Heat remaining 1/2 cup of olive oil in skillet, add finely chopped garlic, and cook until garlic is lightly browned.

Stir in pepper and immediately remove from heat.

Add contents of skillet to spaghettini, stir to ensure that all the past is coated.
Sprinkle finely chopped parsely into mixture and serve immediately.
Sprinkle with cheese to taste (although this dish is often eaten without cheese).

Serves about 4.

Note: Some Italians use crushed hot red pepper rather than black pepper.

In response to the note on the recipe, I NEVER eat this dish without cheese. To me there would be no point in eating it without that Parmasan cheese. Personally, I don't use spaghettini for this dish. I use regular spaghetti or linguini. Sometimes, I even use angel hair. It is all good.

The Creative Cook

Tuesday, March 11, 2008

Tuesday Morning Tidbits

Now, for the rest of the story. But first let me explain that the reason I had no idea that there was ground beef in my fridge instead of a pot roast is because my freezer is not very organized. I could have marked and labeled everything but that would eliminate the need for me to be the "Creative Cook" and I would become the "Boring Cook" or something like that. Well, I still had lots of ground beef to deal with and I couldn't put it back into the freezer since it was already thawed completely so I searched some more and found another great recipe on It comes from the "Kissing Cook" and it is called (Drumroll Please) Awesome Meatballs. I have to say that the Kissing Cook is correct when she says that the fresh breadcrumbs soaked in milk make all the difference. Oh well, you'll see.



2 eggs, beaten
2 cups fresh breadcrumbs, soaked in
1 cup milk
1 cup shallots, minced
4 garlic cloves, minced
1/2 cup snipped fresh parsley
1 teaspoon salt
1/2 teaspoon dried thyme, crushed
1/2 teaspoon pepper
1/2 cup grated parmesan cheese
1 lb meatloaf mixture(ground pork, veal, beef)
1 lb ground beef or ground turkey


1. In a small frying pan, place 1-2 T. oil in pan. Saute on a medium heat the shallots and garlic until lightly brown and transparent.

2. In a large mixing bowl, combine eggs, soft breadcrumbs parsely, salt and pepper, thyme and parmesan cheese and milk together. Let stand so breadcrumbs can absorb milk. Add sauted shallots and garlic and then add meat mixture.
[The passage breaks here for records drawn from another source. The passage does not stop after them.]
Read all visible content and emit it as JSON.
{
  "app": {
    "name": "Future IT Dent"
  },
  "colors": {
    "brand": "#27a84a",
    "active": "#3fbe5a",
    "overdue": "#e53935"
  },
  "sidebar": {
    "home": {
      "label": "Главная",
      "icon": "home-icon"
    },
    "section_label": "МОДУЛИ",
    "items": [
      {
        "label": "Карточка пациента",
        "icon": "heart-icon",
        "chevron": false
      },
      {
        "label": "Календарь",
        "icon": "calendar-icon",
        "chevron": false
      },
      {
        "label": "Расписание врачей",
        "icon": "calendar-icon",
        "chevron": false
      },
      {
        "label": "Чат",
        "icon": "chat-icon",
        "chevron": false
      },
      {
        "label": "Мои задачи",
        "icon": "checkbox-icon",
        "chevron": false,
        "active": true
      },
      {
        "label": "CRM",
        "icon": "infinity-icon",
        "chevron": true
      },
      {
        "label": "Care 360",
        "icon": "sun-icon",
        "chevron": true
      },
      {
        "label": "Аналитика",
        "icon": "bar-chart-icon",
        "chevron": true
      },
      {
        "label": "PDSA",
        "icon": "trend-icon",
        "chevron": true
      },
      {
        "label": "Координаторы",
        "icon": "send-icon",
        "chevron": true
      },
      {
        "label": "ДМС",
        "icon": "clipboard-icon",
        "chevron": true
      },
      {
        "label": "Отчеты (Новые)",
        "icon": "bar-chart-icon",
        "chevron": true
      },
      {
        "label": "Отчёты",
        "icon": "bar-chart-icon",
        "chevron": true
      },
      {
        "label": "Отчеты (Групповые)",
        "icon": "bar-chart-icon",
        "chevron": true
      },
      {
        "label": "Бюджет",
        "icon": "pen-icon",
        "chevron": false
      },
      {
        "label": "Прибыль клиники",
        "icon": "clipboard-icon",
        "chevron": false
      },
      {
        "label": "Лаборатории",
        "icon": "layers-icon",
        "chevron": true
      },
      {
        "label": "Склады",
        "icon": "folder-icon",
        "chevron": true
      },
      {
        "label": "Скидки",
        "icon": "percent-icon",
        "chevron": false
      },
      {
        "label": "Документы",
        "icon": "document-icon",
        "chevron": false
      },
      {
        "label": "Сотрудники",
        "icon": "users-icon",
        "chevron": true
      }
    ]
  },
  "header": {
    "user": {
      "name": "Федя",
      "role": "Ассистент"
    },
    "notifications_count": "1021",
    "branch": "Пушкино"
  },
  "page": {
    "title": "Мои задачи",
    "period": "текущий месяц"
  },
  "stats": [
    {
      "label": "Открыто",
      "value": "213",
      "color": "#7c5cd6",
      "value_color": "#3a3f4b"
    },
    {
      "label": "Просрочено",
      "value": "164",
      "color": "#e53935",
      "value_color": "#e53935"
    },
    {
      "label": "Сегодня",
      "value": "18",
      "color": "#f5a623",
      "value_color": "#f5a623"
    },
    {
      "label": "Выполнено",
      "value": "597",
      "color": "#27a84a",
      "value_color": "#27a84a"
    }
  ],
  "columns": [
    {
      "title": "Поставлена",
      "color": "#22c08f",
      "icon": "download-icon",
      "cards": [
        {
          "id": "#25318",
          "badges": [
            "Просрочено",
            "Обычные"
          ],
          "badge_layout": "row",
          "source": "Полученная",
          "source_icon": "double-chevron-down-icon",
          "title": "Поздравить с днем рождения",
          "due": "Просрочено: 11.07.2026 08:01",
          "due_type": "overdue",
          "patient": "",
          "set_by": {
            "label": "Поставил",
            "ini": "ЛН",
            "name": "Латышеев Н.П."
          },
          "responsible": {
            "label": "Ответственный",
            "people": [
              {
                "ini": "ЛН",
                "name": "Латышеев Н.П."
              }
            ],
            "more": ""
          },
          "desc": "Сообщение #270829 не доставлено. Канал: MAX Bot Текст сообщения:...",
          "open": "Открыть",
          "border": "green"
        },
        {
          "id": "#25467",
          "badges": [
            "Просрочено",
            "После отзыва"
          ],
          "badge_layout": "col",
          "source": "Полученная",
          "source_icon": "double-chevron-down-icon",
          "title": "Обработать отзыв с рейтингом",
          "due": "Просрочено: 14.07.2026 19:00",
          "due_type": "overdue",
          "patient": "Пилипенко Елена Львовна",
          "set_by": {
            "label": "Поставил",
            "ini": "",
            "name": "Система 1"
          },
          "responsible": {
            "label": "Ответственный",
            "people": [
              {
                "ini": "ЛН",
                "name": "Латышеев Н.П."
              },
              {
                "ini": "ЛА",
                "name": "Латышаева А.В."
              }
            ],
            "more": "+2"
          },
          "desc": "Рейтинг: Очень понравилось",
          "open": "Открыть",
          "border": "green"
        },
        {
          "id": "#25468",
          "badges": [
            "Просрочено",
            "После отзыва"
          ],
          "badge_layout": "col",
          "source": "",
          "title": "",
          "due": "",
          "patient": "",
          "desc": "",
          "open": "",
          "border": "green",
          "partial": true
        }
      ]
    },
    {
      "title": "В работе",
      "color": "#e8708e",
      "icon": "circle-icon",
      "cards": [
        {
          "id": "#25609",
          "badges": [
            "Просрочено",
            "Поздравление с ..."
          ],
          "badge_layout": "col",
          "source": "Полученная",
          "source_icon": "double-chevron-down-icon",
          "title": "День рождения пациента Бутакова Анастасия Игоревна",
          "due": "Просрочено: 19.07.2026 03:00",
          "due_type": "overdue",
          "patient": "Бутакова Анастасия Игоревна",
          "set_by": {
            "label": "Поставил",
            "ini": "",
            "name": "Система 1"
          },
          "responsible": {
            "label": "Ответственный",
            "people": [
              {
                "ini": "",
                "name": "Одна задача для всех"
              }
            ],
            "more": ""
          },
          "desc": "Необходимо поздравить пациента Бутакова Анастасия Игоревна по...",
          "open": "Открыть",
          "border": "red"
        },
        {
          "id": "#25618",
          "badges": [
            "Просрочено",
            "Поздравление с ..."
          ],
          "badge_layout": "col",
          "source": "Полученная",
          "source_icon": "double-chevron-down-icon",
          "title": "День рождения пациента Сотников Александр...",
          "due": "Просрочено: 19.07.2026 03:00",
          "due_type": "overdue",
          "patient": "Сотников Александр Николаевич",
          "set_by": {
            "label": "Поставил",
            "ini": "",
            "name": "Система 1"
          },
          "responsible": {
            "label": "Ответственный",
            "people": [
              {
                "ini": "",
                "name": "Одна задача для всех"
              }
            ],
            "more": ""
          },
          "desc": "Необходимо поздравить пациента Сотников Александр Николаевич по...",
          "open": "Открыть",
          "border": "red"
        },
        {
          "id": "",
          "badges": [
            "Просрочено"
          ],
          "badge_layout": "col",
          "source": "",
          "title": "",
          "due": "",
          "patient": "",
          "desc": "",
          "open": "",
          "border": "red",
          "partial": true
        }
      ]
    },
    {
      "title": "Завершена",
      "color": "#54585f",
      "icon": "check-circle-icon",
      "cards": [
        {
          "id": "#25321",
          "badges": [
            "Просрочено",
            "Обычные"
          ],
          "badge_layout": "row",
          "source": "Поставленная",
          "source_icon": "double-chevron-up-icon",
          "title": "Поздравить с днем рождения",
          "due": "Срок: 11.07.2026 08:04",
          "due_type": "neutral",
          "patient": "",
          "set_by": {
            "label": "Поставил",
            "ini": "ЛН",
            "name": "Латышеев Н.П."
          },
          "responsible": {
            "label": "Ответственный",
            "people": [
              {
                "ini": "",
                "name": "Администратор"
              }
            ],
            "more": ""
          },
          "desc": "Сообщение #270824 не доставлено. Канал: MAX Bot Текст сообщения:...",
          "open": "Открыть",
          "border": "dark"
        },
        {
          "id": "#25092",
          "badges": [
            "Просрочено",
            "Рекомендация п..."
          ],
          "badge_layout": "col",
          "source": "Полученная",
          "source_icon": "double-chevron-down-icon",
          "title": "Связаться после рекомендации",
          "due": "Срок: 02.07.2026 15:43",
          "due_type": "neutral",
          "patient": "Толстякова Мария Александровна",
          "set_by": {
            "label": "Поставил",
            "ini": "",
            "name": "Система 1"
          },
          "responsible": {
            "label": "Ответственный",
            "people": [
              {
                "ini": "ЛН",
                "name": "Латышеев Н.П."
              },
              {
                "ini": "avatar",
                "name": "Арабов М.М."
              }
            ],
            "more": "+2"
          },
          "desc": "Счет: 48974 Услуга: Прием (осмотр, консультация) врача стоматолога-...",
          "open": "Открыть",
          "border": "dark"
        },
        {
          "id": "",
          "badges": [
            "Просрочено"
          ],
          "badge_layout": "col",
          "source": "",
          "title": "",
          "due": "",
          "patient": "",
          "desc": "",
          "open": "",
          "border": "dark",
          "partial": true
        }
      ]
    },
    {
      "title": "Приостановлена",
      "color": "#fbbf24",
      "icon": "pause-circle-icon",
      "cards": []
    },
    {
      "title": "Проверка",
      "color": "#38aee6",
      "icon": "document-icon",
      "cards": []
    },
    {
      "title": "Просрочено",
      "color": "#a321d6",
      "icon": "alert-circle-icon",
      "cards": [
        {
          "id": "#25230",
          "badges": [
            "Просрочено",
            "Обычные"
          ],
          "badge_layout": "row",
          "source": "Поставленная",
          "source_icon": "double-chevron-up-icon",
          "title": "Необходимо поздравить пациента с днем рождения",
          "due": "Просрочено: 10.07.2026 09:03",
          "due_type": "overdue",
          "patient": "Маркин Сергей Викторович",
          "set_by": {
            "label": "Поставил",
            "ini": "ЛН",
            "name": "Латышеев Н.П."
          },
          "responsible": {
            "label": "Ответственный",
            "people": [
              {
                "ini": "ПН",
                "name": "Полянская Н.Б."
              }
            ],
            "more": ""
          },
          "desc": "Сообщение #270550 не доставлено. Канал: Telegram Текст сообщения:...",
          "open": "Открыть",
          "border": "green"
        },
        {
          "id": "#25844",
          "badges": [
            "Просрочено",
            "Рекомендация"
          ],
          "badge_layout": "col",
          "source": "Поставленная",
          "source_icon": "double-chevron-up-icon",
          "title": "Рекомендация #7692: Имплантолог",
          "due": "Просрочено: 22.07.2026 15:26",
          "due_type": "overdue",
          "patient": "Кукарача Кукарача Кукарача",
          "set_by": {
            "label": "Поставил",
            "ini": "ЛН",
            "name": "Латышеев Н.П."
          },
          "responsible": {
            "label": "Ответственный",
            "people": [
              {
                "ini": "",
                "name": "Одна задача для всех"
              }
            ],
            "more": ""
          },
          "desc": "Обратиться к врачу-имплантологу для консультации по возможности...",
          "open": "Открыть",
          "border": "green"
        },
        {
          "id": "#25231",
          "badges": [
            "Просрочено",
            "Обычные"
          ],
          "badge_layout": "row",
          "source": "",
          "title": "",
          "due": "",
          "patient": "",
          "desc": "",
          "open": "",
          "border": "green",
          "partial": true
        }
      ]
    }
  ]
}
Mix, but don't overmix.

3. Form into meatballs and place on a jelly roll pan lined with foil (I use Release Foil, so I don't have to spray with a non-stick spray - if you don't have Release Foil, spray your foil with non-stick spray).

4. Place meatballs in 350 degree oven for approximately 20-25 minutes. Let cool on wire rack and either place in freezer container or use as needed.

5. Yield - 48 meatballs.

I substituted onions for shallots because I don't keep a ready supply of shallots in my house, do you? And once again, I used ground turkey instead of veal. I think the mixture of meats makes the meatballs really excellent along with the fresh breadcrumbs. My other taste-tester (my husband Bill) has enjoyed the meatballs very much. Please let me know what you think of these recipes.

Until tomorrow!

The Creative Cook